[Start of section]

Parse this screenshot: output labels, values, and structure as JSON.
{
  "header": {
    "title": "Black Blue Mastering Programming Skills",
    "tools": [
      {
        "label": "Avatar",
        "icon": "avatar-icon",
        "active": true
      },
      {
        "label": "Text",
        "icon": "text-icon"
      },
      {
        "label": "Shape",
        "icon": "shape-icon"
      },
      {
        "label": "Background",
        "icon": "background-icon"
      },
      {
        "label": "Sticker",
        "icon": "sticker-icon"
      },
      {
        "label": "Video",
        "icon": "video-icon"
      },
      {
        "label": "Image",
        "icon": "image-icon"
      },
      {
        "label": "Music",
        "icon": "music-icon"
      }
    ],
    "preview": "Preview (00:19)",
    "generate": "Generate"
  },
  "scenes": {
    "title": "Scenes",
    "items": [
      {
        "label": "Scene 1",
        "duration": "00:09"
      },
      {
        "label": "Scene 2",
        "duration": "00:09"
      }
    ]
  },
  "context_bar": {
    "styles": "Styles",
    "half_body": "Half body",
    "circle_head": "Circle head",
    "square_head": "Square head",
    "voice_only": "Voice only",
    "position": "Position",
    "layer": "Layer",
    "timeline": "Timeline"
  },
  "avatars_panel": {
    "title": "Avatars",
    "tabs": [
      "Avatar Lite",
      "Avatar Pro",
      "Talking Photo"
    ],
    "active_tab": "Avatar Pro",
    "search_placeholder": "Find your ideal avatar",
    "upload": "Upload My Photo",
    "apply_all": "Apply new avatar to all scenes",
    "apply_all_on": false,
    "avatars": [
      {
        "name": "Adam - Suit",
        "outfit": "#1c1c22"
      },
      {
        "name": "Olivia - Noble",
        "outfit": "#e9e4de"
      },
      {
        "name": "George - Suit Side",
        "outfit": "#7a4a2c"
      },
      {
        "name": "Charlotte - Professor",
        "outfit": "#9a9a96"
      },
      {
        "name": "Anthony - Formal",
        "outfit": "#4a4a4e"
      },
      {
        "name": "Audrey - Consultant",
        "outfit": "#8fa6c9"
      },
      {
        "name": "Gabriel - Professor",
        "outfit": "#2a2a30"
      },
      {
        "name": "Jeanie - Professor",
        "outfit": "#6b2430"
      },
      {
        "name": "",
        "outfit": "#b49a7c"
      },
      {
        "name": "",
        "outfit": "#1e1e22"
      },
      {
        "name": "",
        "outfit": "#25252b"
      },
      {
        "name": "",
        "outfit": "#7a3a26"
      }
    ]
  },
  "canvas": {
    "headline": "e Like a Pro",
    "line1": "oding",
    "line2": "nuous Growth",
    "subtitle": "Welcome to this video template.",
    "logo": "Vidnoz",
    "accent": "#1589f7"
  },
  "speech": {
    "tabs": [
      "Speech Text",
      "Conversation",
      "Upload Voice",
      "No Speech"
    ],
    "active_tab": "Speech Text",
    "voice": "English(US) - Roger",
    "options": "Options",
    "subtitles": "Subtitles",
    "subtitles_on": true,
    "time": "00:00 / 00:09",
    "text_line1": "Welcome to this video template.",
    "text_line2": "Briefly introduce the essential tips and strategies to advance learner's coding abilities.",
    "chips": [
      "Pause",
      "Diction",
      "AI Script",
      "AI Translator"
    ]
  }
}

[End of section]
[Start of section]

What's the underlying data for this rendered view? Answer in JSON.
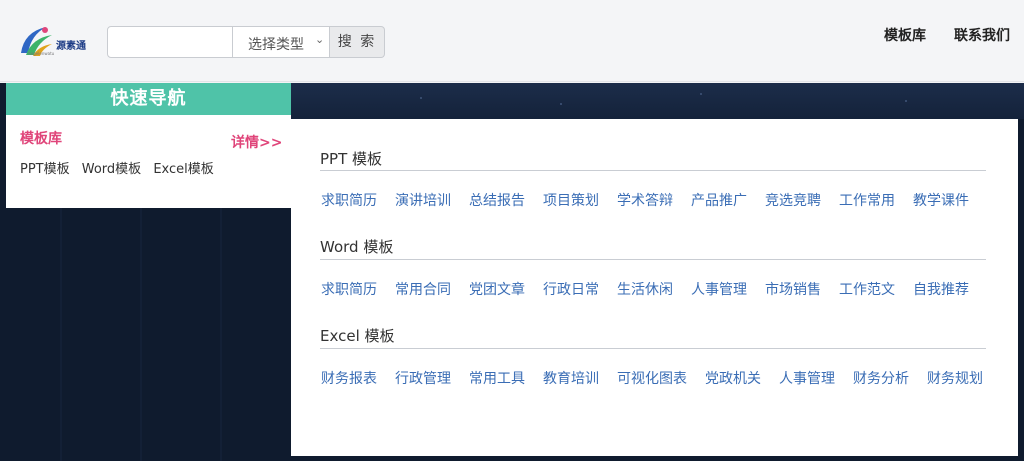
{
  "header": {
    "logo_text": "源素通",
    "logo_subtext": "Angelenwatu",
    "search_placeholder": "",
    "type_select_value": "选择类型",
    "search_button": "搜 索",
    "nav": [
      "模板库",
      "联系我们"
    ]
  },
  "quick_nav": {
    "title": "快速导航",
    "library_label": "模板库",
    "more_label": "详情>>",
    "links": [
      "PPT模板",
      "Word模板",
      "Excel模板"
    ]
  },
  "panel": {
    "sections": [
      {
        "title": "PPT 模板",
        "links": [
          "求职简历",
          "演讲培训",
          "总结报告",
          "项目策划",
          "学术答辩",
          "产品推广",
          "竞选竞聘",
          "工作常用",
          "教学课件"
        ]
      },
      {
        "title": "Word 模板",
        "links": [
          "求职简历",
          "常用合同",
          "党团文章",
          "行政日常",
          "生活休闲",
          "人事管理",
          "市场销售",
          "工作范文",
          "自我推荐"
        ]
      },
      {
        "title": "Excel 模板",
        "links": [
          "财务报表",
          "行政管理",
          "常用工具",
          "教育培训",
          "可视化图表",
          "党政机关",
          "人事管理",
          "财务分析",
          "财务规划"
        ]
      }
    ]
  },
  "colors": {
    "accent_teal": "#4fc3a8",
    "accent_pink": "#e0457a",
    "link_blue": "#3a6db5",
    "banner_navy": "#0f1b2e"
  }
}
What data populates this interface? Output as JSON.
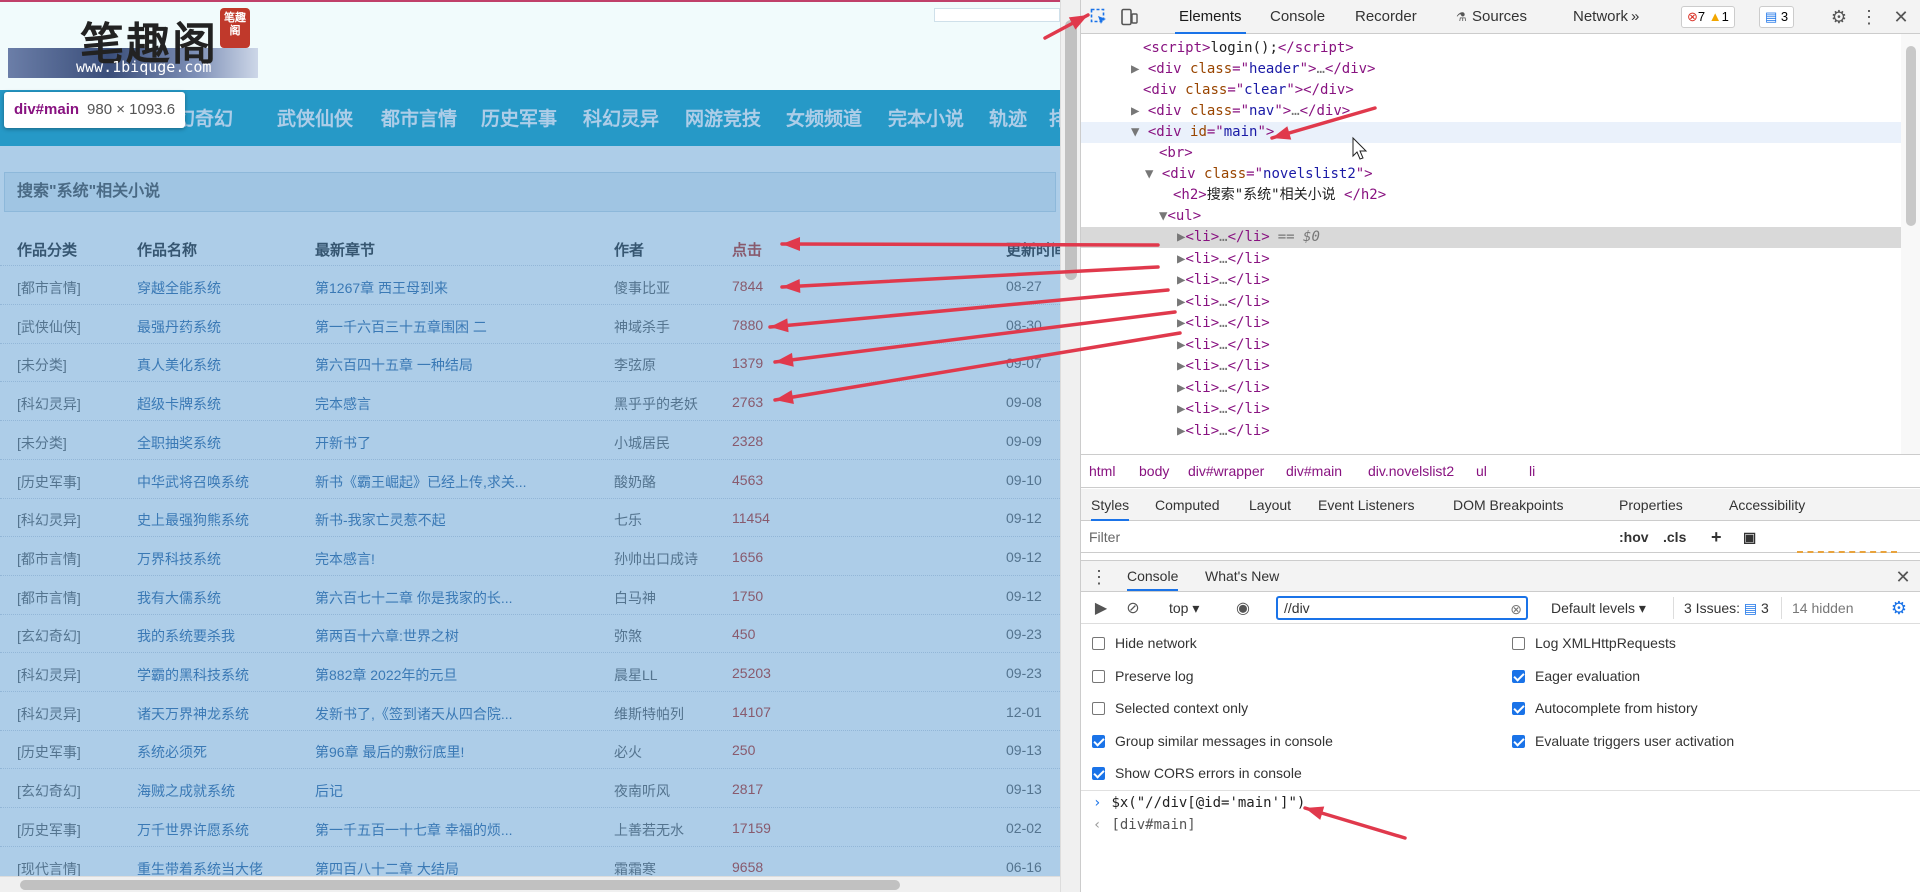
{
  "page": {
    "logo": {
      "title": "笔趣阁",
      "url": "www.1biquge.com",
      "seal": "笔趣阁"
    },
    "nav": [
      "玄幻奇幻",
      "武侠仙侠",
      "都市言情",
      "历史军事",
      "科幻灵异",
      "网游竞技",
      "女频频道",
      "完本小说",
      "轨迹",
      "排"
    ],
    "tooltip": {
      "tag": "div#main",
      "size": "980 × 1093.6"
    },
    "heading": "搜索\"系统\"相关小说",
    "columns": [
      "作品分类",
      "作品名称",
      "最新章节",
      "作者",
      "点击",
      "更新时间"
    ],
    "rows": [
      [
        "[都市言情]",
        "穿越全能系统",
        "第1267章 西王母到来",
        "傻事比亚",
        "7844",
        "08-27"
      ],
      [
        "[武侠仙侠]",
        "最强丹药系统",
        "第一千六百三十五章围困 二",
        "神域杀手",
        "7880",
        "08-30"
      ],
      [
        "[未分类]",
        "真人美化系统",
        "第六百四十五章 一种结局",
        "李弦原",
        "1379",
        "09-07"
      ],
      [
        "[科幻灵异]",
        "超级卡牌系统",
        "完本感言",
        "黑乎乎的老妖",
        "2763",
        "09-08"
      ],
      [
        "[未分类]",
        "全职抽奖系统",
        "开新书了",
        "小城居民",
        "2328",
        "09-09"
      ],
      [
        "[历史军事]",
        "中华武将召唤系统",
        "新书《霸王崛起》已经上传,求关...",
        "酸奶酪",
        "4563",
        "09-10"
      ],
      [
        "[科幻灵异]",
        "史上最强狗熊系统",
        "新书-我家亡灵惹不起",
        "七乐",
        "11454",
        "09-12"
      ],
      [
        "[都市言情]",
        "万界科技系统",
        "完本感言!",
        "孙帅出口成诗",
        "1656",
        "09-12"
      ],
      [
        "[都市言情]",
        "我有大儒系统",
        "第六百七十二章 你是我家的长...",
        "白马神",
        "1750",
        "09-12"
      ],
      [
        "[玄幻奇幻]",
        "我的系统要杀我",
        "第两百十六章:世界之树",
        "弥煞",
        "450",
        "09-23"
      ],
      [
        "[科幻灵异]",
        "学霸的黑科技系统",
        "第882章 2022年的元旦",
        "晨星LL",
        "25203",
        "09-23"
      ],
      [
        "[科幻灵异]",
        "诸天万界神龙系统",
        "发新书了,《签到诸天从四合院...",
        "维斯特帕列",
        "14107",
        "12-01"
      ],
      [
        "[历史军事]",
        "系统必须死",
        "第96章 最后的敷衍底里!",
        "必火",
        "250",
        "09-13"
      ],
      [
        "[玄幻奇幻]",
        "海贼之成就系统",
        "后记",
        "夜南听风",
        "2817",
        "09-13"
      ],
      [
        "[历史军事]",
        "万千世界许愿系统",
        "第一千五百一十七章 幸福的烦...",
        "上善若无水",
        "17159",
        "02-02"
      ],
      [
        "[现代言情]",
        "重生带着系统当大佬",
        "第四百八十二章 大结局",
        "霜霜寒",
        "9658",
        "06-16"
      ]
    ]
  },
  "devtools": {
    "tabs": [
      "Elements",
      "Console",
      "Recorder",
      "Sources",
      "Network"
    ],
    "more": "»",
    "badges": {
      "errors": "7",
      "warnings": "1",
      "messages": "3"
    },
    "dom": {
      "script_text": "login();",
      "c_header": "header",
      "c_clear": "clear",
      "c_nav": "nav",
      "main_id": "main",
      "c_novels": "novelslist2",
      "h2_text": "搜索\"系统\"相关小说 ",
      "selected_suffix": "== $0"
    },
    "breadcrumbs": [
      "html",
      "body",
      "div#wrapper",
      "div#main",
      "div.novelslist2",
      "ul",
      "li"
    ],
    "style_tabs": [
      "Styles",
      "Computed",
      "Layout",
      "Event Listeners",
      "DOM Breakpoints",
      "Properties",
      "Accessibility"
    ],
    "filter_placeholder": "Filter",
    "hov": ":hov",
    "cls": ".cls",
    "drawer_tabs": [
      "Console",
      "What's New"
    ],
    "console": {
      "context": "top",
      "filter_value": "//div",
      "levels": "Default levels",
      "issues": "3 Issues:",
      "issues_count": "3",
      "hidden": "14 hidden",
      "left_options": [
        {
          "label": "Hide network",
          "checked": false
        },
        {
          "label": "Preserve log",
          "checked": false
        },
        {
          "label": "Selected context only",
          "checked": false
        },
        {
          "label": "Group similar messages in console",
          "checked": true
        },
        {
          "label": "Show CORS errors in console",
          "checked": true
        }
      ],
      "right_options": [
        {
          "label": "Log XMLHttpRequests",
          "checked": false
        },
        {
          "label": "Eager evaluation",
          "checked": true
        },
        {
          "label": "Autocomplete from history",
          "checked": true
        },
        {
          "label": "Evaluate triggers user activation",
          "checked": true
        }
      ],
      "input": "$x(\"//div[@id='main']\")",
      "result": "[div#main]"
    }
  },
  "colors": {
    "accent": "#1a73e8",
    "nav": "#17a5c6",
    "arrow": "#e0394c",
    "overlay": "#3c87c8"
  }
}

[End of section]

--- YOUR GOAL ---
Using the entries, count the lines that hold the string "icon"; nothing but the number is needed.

--- THE COMPLETED TASK ---
8